Maltese Company Cleared of Breaching Arms Embargo on Libya


On Tuesday, a Maltese court cleared the owner of a vessel chartering company and four employees of breaching the EU arms embargo on Libya, according to the Times of Malta newspaper.

The court declared that the military-grade inflatable boats leased to evacuate workers from Libya did not feature among the “very limited” list of prohibited goods.

The five were charged with violating an EU regulation prohibiting the sale, supply, transfer, or export of equipment “to any person, entity or body in Libya or for use in Libya” which might be used for “internal repression”.

Investigations by the Maltese anti-terrorist squad were triggered when a boat arrived in Malta with some 20 people in July 2019. They were not asylum seekers, but evidently trained personnel bearing South African, British, Australian, and American passports.

They later told police that they had been tasked by their employer, Opus Capital, to carry out geological surveys in Libya and had opted to flee after noticing a spike in the presence of militias.

Investigations led to charges being issued against the company for ferrying the workers to Libya in terms of a charter party agreement, which was signed between Sovereign Capital and Opus Capital. They denied the charges.

EU Regulation 2016/44, laid out a “most limited list of six goods” which were not to be transferred, sold or supplied to Libya. It did not lay down a blanket prohibition but clearly stated that the prohibition applied “limitedly to goods mentioned under Annex VII”. Turning to the case at hand, the court observed that, obviously, goods not included in that list required no “prior authorisation” by the Sanctions Monitoring Board.
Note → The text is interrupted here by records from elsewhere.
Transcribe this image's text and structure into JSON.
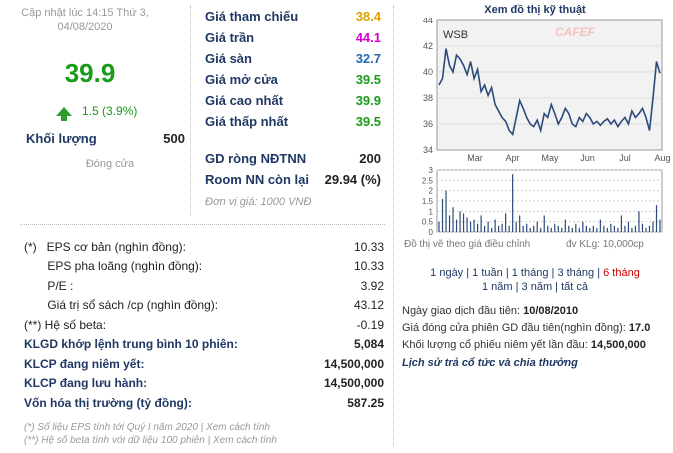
{
  "header": {
    "updated": "Cập nhật lúc 14:15 Thứ 3, 04/08/2020",
    "price": "39.9",
    "change": "1.5 (3.9%)",
    "volume_label": "Khối lượng",
    "volume_value": "500",
    "status": "Đóng cửa"
  },
  "reference": [
    {
      "label": "Giá tham chiếu",
      "value": "38.4",
      "color": "#e0a000"
    },
    {
      "label": "Giá trần",
      "value": "44.1",
      "color": "#d000d0"
    },
    {
      "label": "Giá sàn",
      "value": "32.7",
      "color": "#1f6ab0"
    },
    {
      "label": "Giá mở cửa",
      "value": "39.5",
      "color": "#1a9b1a"
    },
    {
      "label": "Giá cao nhất",
      "value": "39.9",
      "color": "#1a9b1a"
    },
    {
      "label": "Giá thấp nhất",
      "value": "39.5",
      "color": "#1a9b1a"
    }
  ],
  "foreign": [
    {
      "label": "GD ròng NĐTNN",
      "value": "200"
    },
    {
      "label": "Room NN còn lại",
      "value": "29.94 (%)"
    }
  ],
  "unit": "Đơn vị giá: 1000 VNĐ",
  "financials": [
    {
      "label": "(*)   EPS cơ bản (nghìn đồng):",
      "value": "10.33"
    },
    {
      "label": "       EPS pha loãng (nghìn đồng):",
      "value": "10.33"
    },
    {
      "label": "       P/E :",
      "value": "3.92"
    },
    {
      "label": "       Giá trị sổ sách /cp (nghìn đồng):",
      "value": "43.12"
    },
    {
      "label": "(**) Hệ số beta:",
      "value": "-0.19"
    },
    {
      "label": "KLGD khớp lệnh trung bình 10 phiên:",
      "value": "5,084",
      "bold": true
    },
    {
      "label": "KLCP đang niêm yết:",
      "value": "14,500,000",
      "bold": true
    },
    {
      "label": "KLCP đang lưu hành:",
      "value": "14,500,000",
      "bold": true
    },
    {
      "label": "Vốn hóa thị trường (tỷ đồng):",
      "value": "587.25",
      "bold": true
    }
  ],
  "notes": [
    "(*) Số liệu EPS tính tới Quý I năm 2020 | Xem cách tính",
    "(**) Hệ số beta tính với dữ liệu 100 phiên | Xem cách tính"
  ],
  "chart": {
    "title": "Xem đồ thị kỹ thuật",
    "ticker": "WSB",
    "watermark": "CAFEF",
    "y_ticks": [
      "44",
      "42",
      "40",
      "38",
      "36",
      "34"
    ],
    "x_ticks": [
      "Mar",
      "Apr",
      "May",
      "Jun",
      "Jul",
      "Aug"
    ],
    "vol_ticks": [
      "3",
      "2.5",
      "2",
      "1.5",
      "1",
      "0.5",
      "0"
    ],
    "adjust_note": "Đồ thị vẽ theo giá điều chỉnh",
    "vol_unit": "đv KLg: 10,000cp",
    "line_color": "#2c4a7a",
    "bg_color": "#f2f2f2"
  },
  "chart_data": {
    "type": "line",
    "title": "",
    "ylim": [
      34,
      44
    ],
    "series": [
      {
        "values": [
          39.0,
          39.5,
          41.8,
          40.5,
          40.0,
          41.3,
          41.0,
          40.5,
          39.8,
          40.8,
          39.5,
          40.2,
          38.5,
          39.0,
          38.2,
          38.8,
          37.5,
          37.0,
          36.5,
          36.2,
          35.5,
          35.2,
          36.5,
          37.8,
          37.2,
          36.5,
          36.0,
          35.8,
          36.3,
          35.5,
          36.8,
          36.5,
          37.5,
          36.8,
          36.0,
          36.5,
          37.2,
          36.8,
          36.0,
          35.8,
          36.5,
          36.2,
          36.8,
          36.5,
          36.0,
          36.2,
          35.9,
          36.2,
          36.4,
          36.0,
          36.3,
          35.8,
          36.2,
          36.5,
          36.0,
          37.0,
          36.5,
          36.8,
          37.2,
          36.5,
          35.5,
          38.0,
          40.8,
          39.9
        ]
      }
    ],
    "volume": [
      0.5,
      1.6,
      2.0,
      0.8,
      1.2,
      0.6,
      1.0,
      0.9,
      0.7,
      0.5,
      0.6,
      0.4,
      0.8,
      0.3,
      0.5,
      0.2,
      0.6,
      0.3,
      0.4,
      0.9,
      0.3,
      2.8,
      0.5,
      0.8,
      0.3,
      0.4,
      0.2,
      0.3,
      0.5,
      0.2,
      0.8,
      0.3,
      0.2,
      0.4,
      0.3,
      0.2,
      0.6,
      0.3,
      0.2,
      0.4,
      0.2,
      0.5,
      0.3,
      0.2,
      0.3,
      0.2,
      0.6,
      0.3,
      0.2,
      0.4,
      0.3,
      0.2,
      0.8,
      0.3,
      0.5,
      0.2,
      0.3,
      1.0,
      0.4,
      0.2,
      0.3,
      0.5,
      1.3,
      0.6
    ]
  },
  "ranges": {
    "row1": [
      "1 ngày",
      "1 tuần",
      "1 tháng",
      "3 tháng",
      "6 tháng"
    ],
    "row2": [
      "1 năm",
      "3 năm",
      "tất cả"
    ],
    "active": "6 tháng"
  },
  "info": [
    {
      "label": "Ngày giao dịch đầu tiên: ",
      "value": "10/08/2010"
    },
    {
      "label": "Giá đóng cửa phiên GD đầu tiên(nghìn đồng): ",
      "value": "17.0"
    },
    {
      "label": "Khối lượng cổ phiếu niêm yết lần đầu: ",
      "value": "14,500,000"
    }
  ],
  "history_link": "Lịch sử trả cổ tức và chia thưởng"
}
“By proving its case on a balance of probability, the defence had reduced the prosecution’s case to nothing,” the court concluded.